Vitamin B12 has shown no toxicity to animals at several thousand times their nutritional requirements. In man, pernicious anemia patients have received daily doses for years 10 to 20 times that of the highest estimate of average daily consumption. The only reaction to vitamin B12 so far demonstrated in man is the development of sensitivity that can become manifest as allergy or anaphylaxis after parenteral administration of relatively high doses.
Vitamin B12 absortion is pecific and limited, so that only a very small proportion of vitamin B12 given orally becomes physiologically available and active. The body stores are depleted very slowly because of enterohepatic recirculation.

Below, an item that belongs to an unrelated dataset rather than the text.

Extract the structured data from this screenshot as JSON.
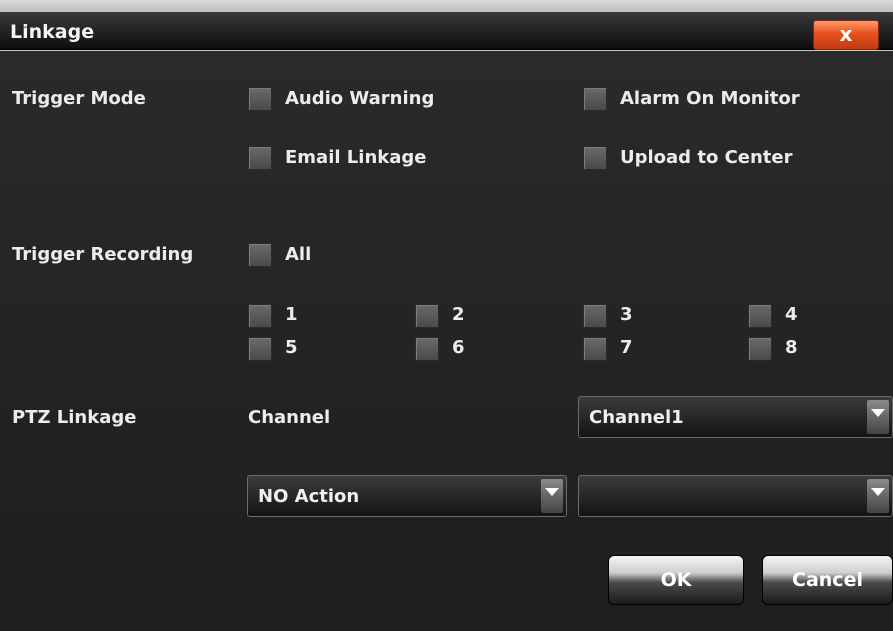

The addition of vitamin B12 to food, in amounts far in excess of need or of absorbability appears to be without hazard. On the basis of available evidence, the Select Committee concludes that: There is no evidence in the available information on vitamin B12 that demonstrates, or suggests reasonable grounds to suspect, a hazard to the public when it is used at levels that are now current and in the manner now practiced, or that might reasonably be expected in the future.